Extracted records
-=-=-
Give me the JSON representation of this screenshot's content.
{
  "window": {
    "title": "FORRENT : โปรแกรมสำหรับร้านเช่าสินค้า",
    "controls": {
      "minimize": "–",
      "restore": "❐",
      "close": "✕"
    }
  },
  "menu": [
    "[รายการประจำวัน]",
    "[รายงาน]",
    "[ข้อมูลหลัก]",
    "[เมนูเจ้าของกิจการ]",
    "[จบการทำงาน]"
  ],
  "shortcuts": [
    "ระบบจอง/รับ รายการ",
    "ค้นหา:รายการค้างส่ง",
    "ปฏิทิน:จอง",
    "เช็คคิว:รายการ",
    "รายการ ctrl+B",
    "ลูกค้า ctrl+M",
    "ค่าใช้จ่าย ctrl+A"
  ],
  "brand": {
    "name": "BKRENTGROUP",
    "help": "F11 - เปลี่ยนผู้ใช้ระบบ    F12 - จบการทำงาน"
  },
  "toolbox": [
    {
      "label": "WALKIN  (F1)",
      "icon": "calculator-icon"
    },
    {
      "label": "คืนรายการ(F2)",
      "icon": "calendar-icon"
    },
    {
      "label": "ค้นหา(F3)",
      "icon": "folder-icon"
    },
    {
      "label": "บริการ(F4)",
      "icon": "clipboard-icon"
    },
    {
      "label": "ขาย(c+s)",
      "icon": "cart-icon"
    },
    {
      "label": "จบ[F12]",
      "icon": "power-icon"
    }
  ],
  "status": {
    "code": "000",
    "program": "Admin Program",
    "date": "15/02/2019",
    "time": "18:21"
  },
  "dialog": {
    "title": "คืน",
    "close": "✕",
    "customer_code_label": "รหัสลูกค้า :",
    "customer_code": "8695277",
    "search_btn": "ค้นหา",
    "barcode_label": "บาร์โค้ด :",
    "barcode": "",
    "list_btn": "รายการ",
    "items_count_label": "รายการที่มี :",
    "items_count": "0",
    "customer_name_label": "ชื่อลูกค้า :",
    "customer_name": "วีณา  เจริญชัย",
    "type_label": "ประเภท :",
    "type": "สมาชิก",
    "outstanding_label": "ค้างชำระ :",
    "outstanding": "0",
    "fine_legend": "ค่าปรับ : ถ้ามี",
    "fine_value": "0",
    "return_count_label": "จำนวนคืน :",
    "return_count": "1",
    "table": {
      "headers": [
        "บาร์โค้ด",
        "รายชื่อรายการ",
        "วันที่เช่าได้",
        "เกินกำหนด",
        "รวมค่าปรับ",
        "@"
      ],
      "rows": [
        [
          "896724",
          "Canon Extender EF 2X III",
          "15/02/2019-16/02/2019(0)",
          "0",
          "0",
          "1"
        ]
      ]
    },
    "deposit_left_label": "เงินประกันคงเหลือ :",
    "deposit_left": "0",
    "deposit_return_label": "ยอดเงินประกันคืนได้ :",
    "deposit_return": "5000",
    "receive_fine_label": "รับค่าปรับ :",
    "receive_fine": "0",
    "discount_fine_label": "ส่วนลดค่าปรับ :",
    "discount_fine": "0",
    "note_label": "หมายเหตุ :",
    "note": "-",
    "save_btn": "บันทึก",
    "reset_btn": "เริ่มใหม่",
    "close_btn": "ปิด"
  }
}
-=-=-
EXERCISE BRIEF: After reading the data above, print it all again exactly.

WORKED SOLUTION:
Give me the JSON representation of this screenshot's content.
{
  "window": {
    "title": "FORRENT : โปรแกรมสำหรับร้านเช่าสินค้า",
    "controls": {
      "minimize": "–",
      "restore": "❐",
      "close": "✕"
    }
  },
  "menu": [
    "[รายการประจำวัน]",
    "[รายงาน]",
    "[ข้อมูลหลัก]",
    "[เมนูเจ้าของกิจการ]",
    "[จบการทำงาน]"
  ],
  "shortcuts": [
    "ระบบจอง/รับ รายการ",
    "ค้นหา:รายการค้างส่ง",
    "ปฏิทิน:จอง",
    "เช็คคิว:รายการ",
    "รายการ ctrl+B",
    "ลูกค้า ctrl+M",
    "ค่าใช้จ่าย ctrl+A"
  ],
  "brand": {
    "name": "BKRENTGROUP",
    "help": "F11 - เปลี่ยนผู้ใช้ระบบ    F12 - จบการทำงาน"
  },
  "toolbox": [
    {
      "label": "WALKIN  (F1)",
      "icon": "calculator-icon"
    },
    {
      "label": "คืนรายการ(F2)",
      "icon": "calendar-icon"
    },
    {
      "label": "ค้นหา(F3)",
      "icon": "folder-icon"
    },
    {
      "label": "บริการ(F4)",
      "icon": "clipboard-icon"
    },
    {
      "label": "ขาย(c+s)",
      "icon": "cart-icon"
    },
    {
      "label": "จบ[F12]",
      "icon": "power-icon"
    }
  ],
  "status": {
    "code": "000",
    "program": "Admin Program",
    "date": "15/02/2019",
    "time": "18:21"
  },
  "dialog": {
    "title": "คืน",
    "close": "✕",
    "customer_code_label": "รหัสลูกค้า :",
    "customer_code": "8695277",
    "search_btn": "ค้นหา",
    "barcode_label": "บาร์โค้ด :",
    "barcode": "",
    "list_btn": "รายการ",
    "items_count_label": "รายการที่มี :",
    "items_count": "0",
    "customer_name_label": "ชื่อลูกค้า :",
    "customer_name": "วีณา  เจริญชัย",
    "type_label": "ประเภท :",
    "type": "สมาชิก",
    "outstanding_label": "ค้างชำระ :",
    "outstanding": "0",
    "fine_legend": "ค่าปรับ : ถ้ามี",
    "fine_value": "0",
    "return_count_label": "จำนวนคืน :",
    "return_count": "1",
    "table": {
      "headers": [
        "บาร์โค้ด",
        "รายชื่อรายการ",
        "วันที่เช่าได้",
        "เกินกำหนด",
        "รวมค่าปรับ",
        "@"
      ],
      "rows": [
        [
          "896724",
          "Canon Extender EF 2X III",
          "15/02/2019-16/02/2019(0)",
          "0",
          "0",
          "1"
        ]
      ]
    },
    "deposit_left_label": "เงินประกันคงเหลือ :",
    "deposit_left": "0",
    "deposit_return_label": "ยอดเงินประกันคืนได้ :",
    "deposit_return": "5000",
    "receive_fine_label": "รับค่าปรับ :",
    "receive_fine": "0",
    "discount_fine_label": "ส่วนลดค่าปรับ :",
    "discount_fine": "0",
    "note_label": "หมายเหตุ :",
    "note": "-",
    "save_btn": "บันทึก",
    "reset_btn": "เริ่มใหม่",
    "close_btn": "ปิด"
  }
}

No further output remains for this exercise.